What About Homeschool Socialization?I have a friend I have known since elementary school. Great guy. Smart, successful, interesting. Also one of the oddest ducks you'll ever meet. Back then and now.

He is married with children. His wife and kids are also odd, in just about the same ways and same ratio as my friend. He and his wife and all their children (who are now adults) attended public school.

No one ever, ever says,

Wow. Why did you send them to public school? Weren't you worried about socialization?

Because — and here's the kicker — no one ever blames public school for turning out weird kids. They blame the parents.

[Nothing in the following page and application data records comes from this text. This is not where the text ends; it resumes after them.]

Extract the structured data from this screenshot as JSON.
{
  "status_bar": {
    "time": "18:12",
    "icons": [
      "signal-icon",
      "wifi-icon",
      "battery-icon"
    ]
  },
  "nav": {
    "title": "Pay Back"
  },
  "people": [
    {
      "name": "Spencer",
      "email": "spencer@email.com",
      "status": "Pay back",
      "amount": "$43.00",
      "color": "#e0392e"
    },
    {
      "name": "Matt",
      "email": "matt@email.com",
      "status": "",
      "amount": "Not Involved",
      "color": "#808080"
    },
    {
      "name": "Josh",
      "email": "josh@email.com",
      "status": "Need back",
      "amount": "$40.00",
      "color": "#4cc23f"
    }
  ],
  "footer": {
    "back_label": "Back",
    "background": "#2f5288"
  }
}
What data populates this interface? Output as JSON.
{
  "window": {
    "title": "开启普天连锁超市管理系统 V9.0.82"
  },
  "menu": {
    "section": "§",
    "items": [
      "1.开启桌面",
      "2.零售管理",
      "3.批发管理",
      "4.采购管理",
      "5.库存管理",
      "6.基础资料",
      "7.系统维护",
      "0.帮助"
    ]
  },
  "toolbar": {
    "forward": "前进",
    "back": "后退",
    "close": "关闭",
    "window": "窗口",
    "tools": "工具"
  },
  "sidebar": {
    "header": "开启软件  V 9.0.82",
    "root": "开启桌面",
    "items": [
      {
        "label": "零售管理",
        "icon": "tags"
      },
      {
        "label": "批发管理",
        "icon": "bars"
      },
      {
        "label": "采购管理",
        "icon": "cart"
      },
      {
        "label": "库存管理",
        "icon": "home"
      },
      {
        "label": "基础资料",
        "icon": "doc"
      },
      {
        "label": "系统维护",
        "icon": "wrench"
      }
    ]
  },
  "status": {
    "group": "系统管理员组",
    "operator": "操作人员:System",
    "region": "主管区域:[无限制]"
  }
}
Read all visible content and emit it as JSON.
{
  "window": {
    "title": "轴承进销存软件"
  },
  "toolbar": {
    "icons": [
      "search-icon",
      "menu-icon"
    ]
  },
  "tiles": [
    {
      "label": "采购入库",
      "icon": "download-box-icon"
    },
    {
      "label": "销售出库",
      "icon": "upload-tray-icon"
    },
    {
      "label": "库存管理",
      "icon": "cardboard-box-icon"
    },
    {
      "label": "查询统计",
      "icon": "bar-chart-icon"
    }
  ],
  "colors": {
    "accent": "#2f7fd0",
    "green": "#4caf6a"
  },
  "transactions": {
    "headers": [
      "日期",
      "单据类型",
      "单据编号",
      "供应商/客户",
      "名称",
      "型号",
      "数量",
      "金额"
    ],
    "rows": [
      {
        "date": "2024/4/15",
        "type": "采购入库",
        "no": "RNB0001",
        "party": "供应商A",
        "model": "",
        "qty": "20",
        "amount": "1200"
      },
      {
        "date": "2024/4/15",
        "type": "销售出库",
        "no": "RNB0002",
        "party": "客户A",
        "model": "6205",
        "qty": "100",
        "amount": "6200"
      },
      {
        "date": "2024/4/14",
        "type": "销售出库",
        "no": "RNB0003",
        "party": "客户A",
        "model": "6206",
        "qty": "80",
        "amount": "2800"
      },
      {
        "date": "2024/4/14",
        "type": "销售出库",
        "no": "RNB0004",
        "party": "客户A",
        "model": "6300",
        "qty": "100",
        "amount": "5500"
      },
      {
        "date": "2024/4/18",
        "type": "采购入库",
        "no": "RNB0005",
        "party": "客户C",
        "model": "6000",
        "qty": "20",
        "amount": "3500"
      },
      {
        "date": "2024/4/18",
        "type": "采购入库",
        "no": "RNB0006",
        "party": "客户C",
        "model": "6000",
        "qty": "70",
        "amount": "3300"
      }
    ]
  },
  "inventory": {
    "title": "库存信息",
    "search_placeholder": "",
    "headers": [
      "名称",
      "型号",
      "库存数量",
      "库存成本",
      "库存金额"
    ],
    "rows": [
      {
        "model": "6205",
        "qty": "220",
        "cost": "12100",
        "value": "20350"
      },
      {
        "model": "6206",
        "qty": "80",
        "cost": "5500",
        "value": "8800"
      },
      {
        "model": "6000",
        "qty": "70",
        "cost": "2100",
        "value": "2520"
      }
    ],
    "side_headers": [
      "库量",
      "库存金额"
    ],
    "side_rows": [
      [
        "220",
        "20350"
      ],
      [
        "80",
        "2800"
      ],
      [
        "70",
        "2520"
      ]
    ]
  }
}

Turn now to homeschooled kids. Anything that isn't profoundly “normal” (as if this is the single most important “character trait” we are going for) is immediately linked to the fact that the child isn't institutionalized for 180 days per year for 13 years straight. (As if that's the most compelling case for turning out healthy, functioning adults.) They don't notice that a single homeschool family might have a mix of socially adept kids and shy kids (like “normal” families). They don't notice notice that homeschooled kids are odd in the same ways their parents are odd (like “normal” families). They don't notice that there is a reason I have repeatedly held parties with up to 70 homeschooled teens in my home (something I'd never do with “normal” teens), and the reason is that they are generally remarkably civil and loads of fun.

As I've said before, socialization is an excruciatingly dumb reason to send kids to public school. There might be some good reasons — although I see less evidence of this every year — but this one is downright stupid and shows strong symptoms of denying the obvious.

In my own family of six homeschooled kids, they lie all across the “socialization” spectrum between overtly extroverted to extremely shy (and in between). Any oddities you might see can generally be traced either to me, to Sam, or to — wait for it — lousy experiences they've had with public schooled kids. (You can just read that as bullying.) Same applies to pretty much every homeschooling family I've ever met. (And I've met hundreds and hundreds.)

Now that we've cleared up all that mythical nonsense, I'll try to answer those of you still left with a sincere question about socialization with my own question:

What do you mean by socialization? And how does public school optimally provide it?

P.S. In case you're wondering. No, that is not one of my kids in the photo. And he's not a homeschooler.